Lots of interest in the release of the so-called torture memos, and lots of interesting and deeply intense questions arise. I suppose I’m not interested in the legalities as much as the morality of the use of torture. For one thing, laws come to define a position established by a society only after they have decided the ethical question. It is also clear to me that what may or may not be legal does not always jive with what may or may not be ethical. The two are often in opposition just by personal belief alone, and sometimes on a larger scale of right and wrong.
This is a matter of grave importance and yet it is something that even as we see it in movies and on TV, we prefer to believe that we as a people do not condone the torturing of prisoners in order to obtain information. The thing is, we do, and we likely have to if we’re talking about the safety and security of our society under threat.

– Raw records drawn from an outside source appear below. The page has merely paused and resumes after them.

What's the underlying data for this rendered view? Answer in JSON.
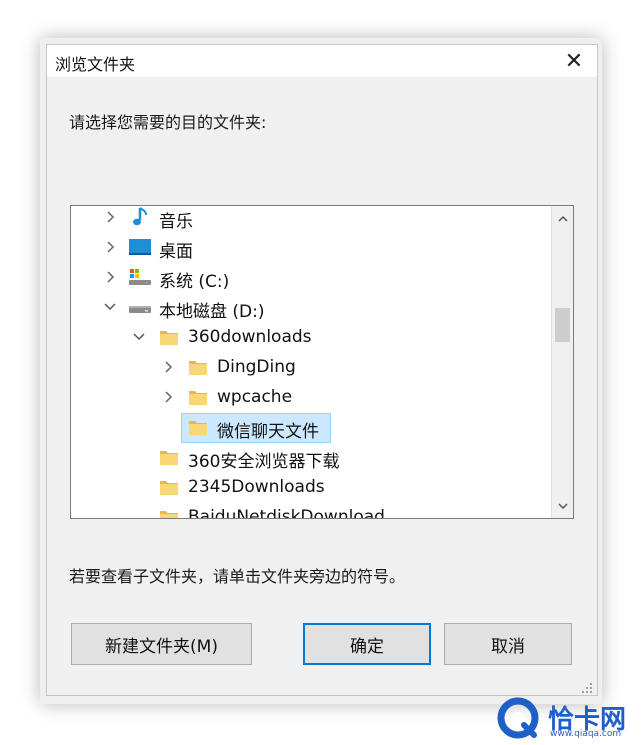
{
  "dialog": {
    "title": "浏览文件夹",
    "close_label": "✕",
    "prompt": "请选择您需要的目的文件夹:",
    "hint": "若要查看子文件夹，请单击文件夹旁边的符号。"
  },
  "tree": {
    "items": [
      {
        "label": "音乐",
        "icon": "music-note-icon",
        "expander": "collapsed",
        "level": 0
      },
      {
        "label": "桌面",
        "icon": "desktop-icon",
        "expander": "collapsed",
        "level": 0
      },
      {
        "label": "系统 (C:)",
        "icon": "system-drive-icon",
        "expander": "collapsed",
        "level": 0
      },
      {
        "label": "本地磁盘 (D:)",
        "icon": "drive-icon",
        "expander": "expanded",
        "level": 0
      },
      {
        "label": "360downloads",
        "icon": "folder-icon",
        "expander": "expanded",
        "level": 1
      },
      {
        "label": "DingDing",
        "icon": "folder-icon",
        "expander": "collapsed",
        "level": 2
      },
      {
        "label": "wpcache",
        "icon": "folder-icon",
        "expander": "collapsed",
        "level": 2
      },
      {
        "label": "微信聊天文件",
        "icon": "folder-icon",
        "expander": "none",
        "level": 2,
        "selected": true
      },
      {
        "label": "360安全浏览器下载",
        "icon": "folder-icon",
        "expander": "none",
        "level": 1
      },
      {
        "label": "2345Downloads",
        "icon": "folder-icon",
        "expander": "none",
        "level": 1
      },
      {
        "label": "BaiduNetdiskDownload",
        "icon": "folder-icon",
        "expander": "none",
        "level": 1
      }
    ]
  },
  "buttons": {
    "new_folder": "新建文件夹(M)",
    "ok": "确定",
    "cancel": "取消"
  },
  "watermark": {
    "text": "恰卡网",
    "sub": "www.qiaqa.com"
  },
  "colors": {
    "selection_bg": "#cce8ff",
    "selection_border": "#99d1ff",
    "primary_border": "#0078d7",
    "folder_yellow": "#f8d775"
  }
}
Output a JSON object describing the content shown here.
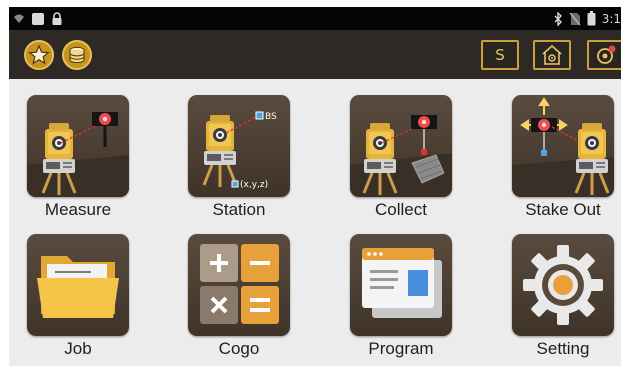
{
  "status_bar": {
    "time": "3:1",
    "icons": [
      "wifi-icon",
      "notification-icon",
      "lock-icon",
      "bluetooth-icon",
      "no-sim-icon",
      "battery-icon"
    ]
  },
  "toolbar": {
    "left": [
      "star-icon",
      "database-icon"
    ],
    "right": {
      "s_label": "S",
      "icons": [
        "home-settings-icon",
        "target-icon"
      ]
    }
  },
  "tiles": [
    {
      "label": "Measure",
      "icon": "measure-icon"
    },
    {
      "label": "Station",
      "icon": "station-icon",
      "bs_label": "BS",
      "coord_label": "(x,y,z)"
    },
    {
      "label": "Collect",
      "icon": "collect-icon"
    },
    {
      "label": "Stake Out",
      "icon": "stake-out-icon"
    },
    {
      "label": "Job",
      "icon": "job-folder-icon"
    },
    {
      "label": "Cogo",
      "icon": "cogo-calculator-icon"
    },
    {
      "label": "Program",
      "icon": "program-window-icon"
    },
    {
      "label": "Setting",
      "icon": "setting-gear-icon"
    }
  ],
  "colors": {
    "toolbar_bg": "#2e2924",
    "accent": "#c8951a",
    "tile_bg": "#4a3d32",
    "page_bg": "#ececec"
  }
}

Now waterboarding has to be a horrid experience, and even if they claim it doesn’t hurt, it’s the fear of death and the sensation of drowning that’s got to be pretty horrible. But let’s go beyond that to inflicting shame–for some people, that’s worse, or to the intentional infliction of pain. We don’t want to think we can do this to other people and we may be able to justify it by concentrating on the people who we’re saving, a self-defensive move. And there’s this, if we feel and agree that any manner of torture is not acceptable and is in fact immoral, then we have to assume that death is worse than inflicting pain, and that is certainly our intention when we arm thousands of men and send them out to face the enemy in a process called war. Maybe then, some things are unfortunately necessary.
It’s a tough thing to decide and it looks like we can’t pretend anymore that our country doesn’t do this except in the movies. Now that it’s out in the open, we may have to make some sort of decision. We can’t simply impose our own personal values on the whole of society, nor can we risk the welfare of that society by accepting the refusal of a terrorist prisoner to offer information that threatens it. Quite the dilemma.